I went off for a few years to work in retail visuals and merchandising. My work schedule was punishing. Max was still making theatre. I still made time for a few dinner mystery shows, because they paid well, but my heart wasn't in it. 



2015: Tom and Liz Go on a Picnic was a musical about a treacherous love triangle that featured a bear attack. We won best of week, but not best of fest. Working on this show coincided with a soul-sucking day job. I'm so glad I had a creative outlet to alleviate some of my day job misery.

2016: Reasons You Should Stay was another one of Max's PowerPoint presentation shows with not one, not two, but three people popping out of the audience as Max's  character's disgruntled ex-lovers. I thought this show was so fun, but, um... we had just the one performance.



2017: Your Neighborhood Association won best of fest! This show is ripped straight from your neighborhood listserv with peacocks, property assessments, parking spots, broken washing machines and a destructive meteor headed straight for your block. I'm honored to work with a talented cast. Our final performance is tonight to a sold-out house. 

Whatever your creative outlet may be, keep doing it! If you've stepped away from creative endeavors for a while, come back!

Friday, February 03, 2017

Five Vegan-Friendly Austin Restaurants I Love

I currently identify as mostly vegan/strictly vegetarian. Even if you aren't yourself vegetarian or vegan, please read on so that you can better accommodate the restaurant-choice-buzzkill vegetarians and vegans in your life.

1. Via 313



Via 313 serves genuine Detroit-style square, deep-dish, hearty "The Marinara" pizza (no cheese/vegan) which makes me do a happy dance every time I have it. Via 313 also offers a house salad and roasted broccoli & cauliflower that happen to be vegan and delicious. Via 313 is great for dining out or carrying out with omnivore friends.


2. Mr. Natural

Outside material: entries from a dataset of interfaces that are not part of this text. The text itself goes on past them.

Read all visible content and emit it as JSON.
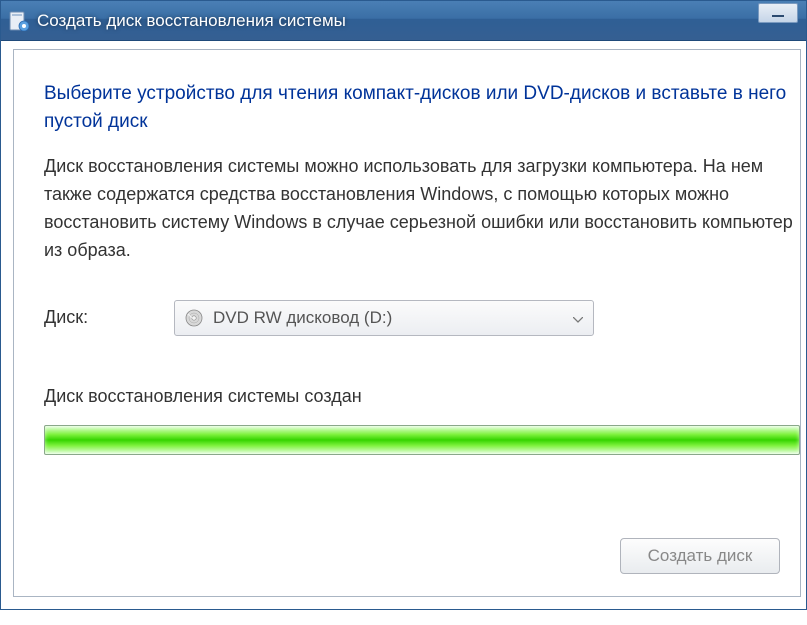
{
  "titlebar": {
    "title": "Создать диск восстановления системы"
  },
  "content": {
    "heading": "Выберите устройство для чтения компакт-дисков или DVD-дисков и вставьте в него пустой диск",
    "description": "Диск восстановления системы можно использовать для загрузки компьютера. На нем также содержатся средства восстановления Windows, с помощью которых можно восстановить систему Windows в случае серьезной ошибки или восстановить компьютер из образа.",
    "drive_label": "Диск:",
    "drive_selected": "DVD RW дисковод (D:)",
    "status": "Диск восстановления системы создан"
  },
  "buttons": {
    "create": "Создать диск"
  }
}
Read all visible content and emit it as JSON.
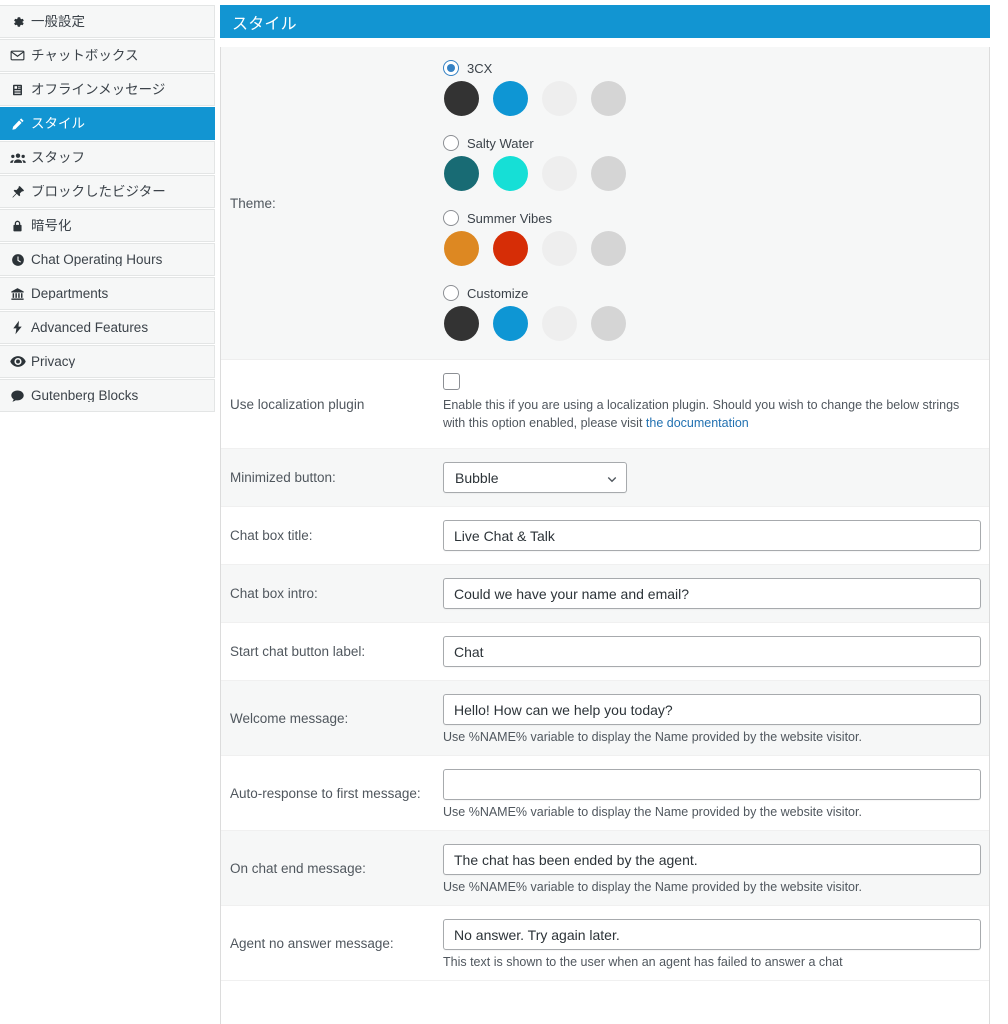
{
  "sidebar": {
    "items": [
      {
        "label": "一般設定",
        "icon": "gear-icon",
        "name": "general-settings",
        "active": false
      },
      {
        "label": "チャットボックス",
        "icon": "envelope-icon",
        "name": "chat-box",
        "active": false
      },
      {
        "label": "オフラインメッセージ",
        "icon": "list-icon",
        "name": "offline-message",
        "active": false
      },
      {
        "label": "スタイル",
        "icon": "pencil-icon",
        "name": "style",
        "active": true
      },
      {
        "label": "スタッフ",
        "icon": "users-icon",
        "name": "staff",
        "active": false
      },
      {
        "label": "ブロックしたビジター",
        "icon": "pin-icon",
        "name": "blocked-visitors",
        "active": false
      },
      {
        "label": "暗号化",
        "icon": "lock-icon",
        "name": "encryption",
        "active": false
      },
      {
        "label": "Chat Operating Hours",
        "icon": "clock-icon",
        "name": "chat-operating-hours",
        "active": false
      },
      {
        "label": "Departments",
        "icon": "bank-icon",
        "name": "departments",
        "active": false
      },
      {
        "label": "Advanced Features",
        "icon": "bolt-icon",
        "name": "advanced-features",
        "active": false
      },
      {
        "label": "Privacy",
        "icon": "eye-icon",
        "name": "privacy",
        "active": false
      },
      {
        "label": "Gutenberg Blocks",
        "icon": "comment-icon",
        "name": "gutenberg-blocks",
        "active": false
      }
    ]
  },
  "panel": {
    "title": "スタイル",
    "header_color": "#1295d2"
  },
  "theme": {
    "label": "Theme:",
    "options": [
      {
        "label": "3CX",
        "selected": true,
        "swatches": [
          "#333333",
          "#0e96d4",
          "#eeeeee",
          "#d5d5d5"
        ]
      },
      {
        "label": "Salty Water",
        "selected": false,
        "swatches": [
          "#186b74",
          "#16dfd6",
          "#eeeeee",
          "#d5d5d5"
        ]
      },
      {
        "label": "Summer Vibes",
        "selected": false,
        "swatches": [
          "#dd8822",
          "#d62d06",
          "#eeeeee",
          "#d5d5d5"
        ]
      },
      {
        "label": "Customize",
        "selected": false,
        "swatches": [
          "#333333",
          "#0e96d4",
          "#eeeeee",
          "#d5d5d5"
        ]
      }
    ]
  },
  "localization": {
    "label": "Use localization plugin",
    "checked": false,
    "help_part1": "Enable this if you are using a localization plugin. Should you wish to change the below strings with this option enabled, please visit ",
    "help_link": "the documentation"
  },
  "minimized_button": {
    "label": "Minimized button:",
    "value": "Bubble"
  },
  "fields": [
    {
      "name": "chat-box-title",
      "label": "Chat box title:",
      "value": "Live Chat & Talk",
      "placeholder": "",
      "note": ""
    },
    {
      "name": "chat-box-intro",
      "label": "Chat box intro:",
      "value": "Could we have your name and email?",
      "placeholder": "",
      "note": ""
    },
    {
      "name": "start-chat-button-label",
      "label": "Start chat button label:",
      "value": "Chat",
      "placeholder": "",
      "note": ""
    },
    {
      "name": "welcome-message",
      "label": "Welcome message:",
      "value": "Hello! How can we help you today?",
      "placeholder": "",
      "note": "Use %NAME% variable to display the Name provided by the website visitor."
    },
    {
      "name": "auto-response-first-message",
      "label": "Auto-response to first message:",
      "value": "",
      "placeholder": "",
      "note": "Use %NAME% variable to display the Name provided by the website visitor."
    },
    {
      "name": "on-chat-end-message",
      "label": "On chat end message:",
      "value": "The chat has been ended by the agent.",
      "placeholder": "",
      "note": "Use %NAME% variable to display the Name provided by the website visitor."
    },
    {
      "name": "agent-no-answer-message",
      "label": "Agent no answer message:",
      "value": "No answer. Try again later.",
      "placeholder": "",
      "note": "This text is shown to the user when an agent has failed to answer a chat"
    }
  ]
}
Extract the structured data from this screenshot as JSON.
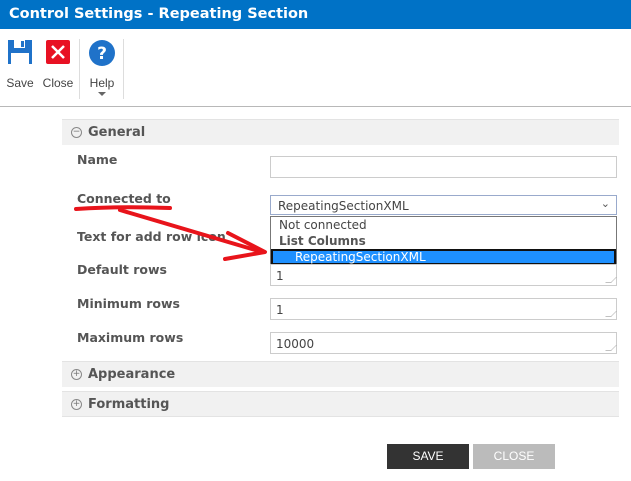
{
  "title": "Control Settings - Repeating Section",
  "ribbon": {
    "save": "Save",
    "close": "Close",
    "help": "Help"
  },
  "sections": {
    "general": "General",
    "appearance": "Appearance",
    "formatting": "Formatting"
  },
  "fields": {
    "name": {
      "label": "Name",
      "value": ""
    },
    "connected_to": {
      "label": "Connected to",
      "value": "RepeatingSectionXML",
      "options": [
        "Not connected",
        "List Columns",
        "RepeatingSectionXML"
      ],
      "selected": "RepeatingSectionXML"
    },
    "add_row_text": {
      "label": "Text for add row icon"
    },
    "default_rows": {
      "label": "Default rows",
      "value": "1"
    },
    "minimum_rows": {
      "label": "Minimum rows",
      "value": "1"
    },
    "maximum_rows": {
      "label": "Maximum rows",
      "value": "10000"
    }
  },
  "footer": {
    "save": "SAVE",
    "close": "CLOSE"
  },
  "colors": {
    "accent": "#0072c6",
    "annotation": "#e8141b",
    "selection": "#1e90ff"
  }
}
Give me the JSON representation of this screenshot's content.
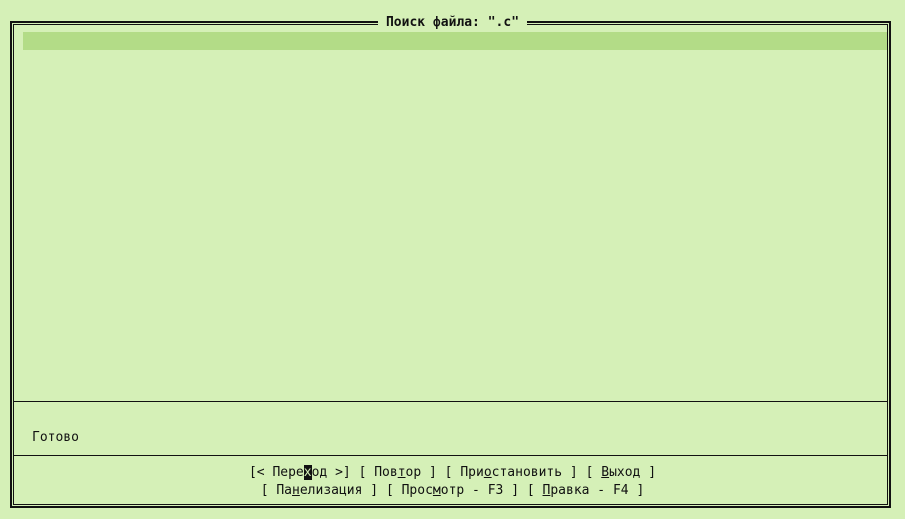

Favorite dishes at Mr. Natural include the Potato Flautas and the Mr. Natural Burger. Mr. Natural also serves some of the best vegan baked treats I've ever had. I would not bring my omnivore friends here, because the ambiance is a little lacking, and it might be a bit funky for the uninitiated. That said, I'm thankful for Mr. Natural blazing a trail as one of the old guard vegetarian restaurants in Austin.


3. Guero's



Guero's offers a separate vegan menu that you can request at the host stand. Chad and I love everything from that menu, and return often. I love that this definitively-Austin institution on South Congress Avenue embraces vegan diners. We can go here with omnivore friends, and keep everyone happy. Guero's is my perfect dining destination for atmosphere, great food and drinks.


4. Bistro Vonish



Bistro Vonish is elevated vegan cuisine served from a trailer to tables under a large event tent strung with lovely bistro lights. On cold nights, a fire pit offers some warmth. On hot days or nights, large oscillating fans on stands offer some relief. Everything Chad and I have eaten here is really delicious and served with a perfect balance of flavors, textures and visual-appeal. I especially like the butternut squash hushpuppies (seasonal), the BBQ seitan sandwich,  and the french toast with home fries and a side of seitan available at brunch time on Sundays. Bistro Vonish is my favorite all vegan restaurant in town. I hope Chef Craig is able to transition to a brick and mortar restaurant sometime in the near future.


5. The Beer Plant



This place is expensive, almost always crowded and almost always deafeningly loud. The food is great though. The crowds and noise are the price of popularity. Chad and I have been here with omnivore friends who reported that they loved the food. As indicated by the name, there are also an impressive number and variety of beers on tap.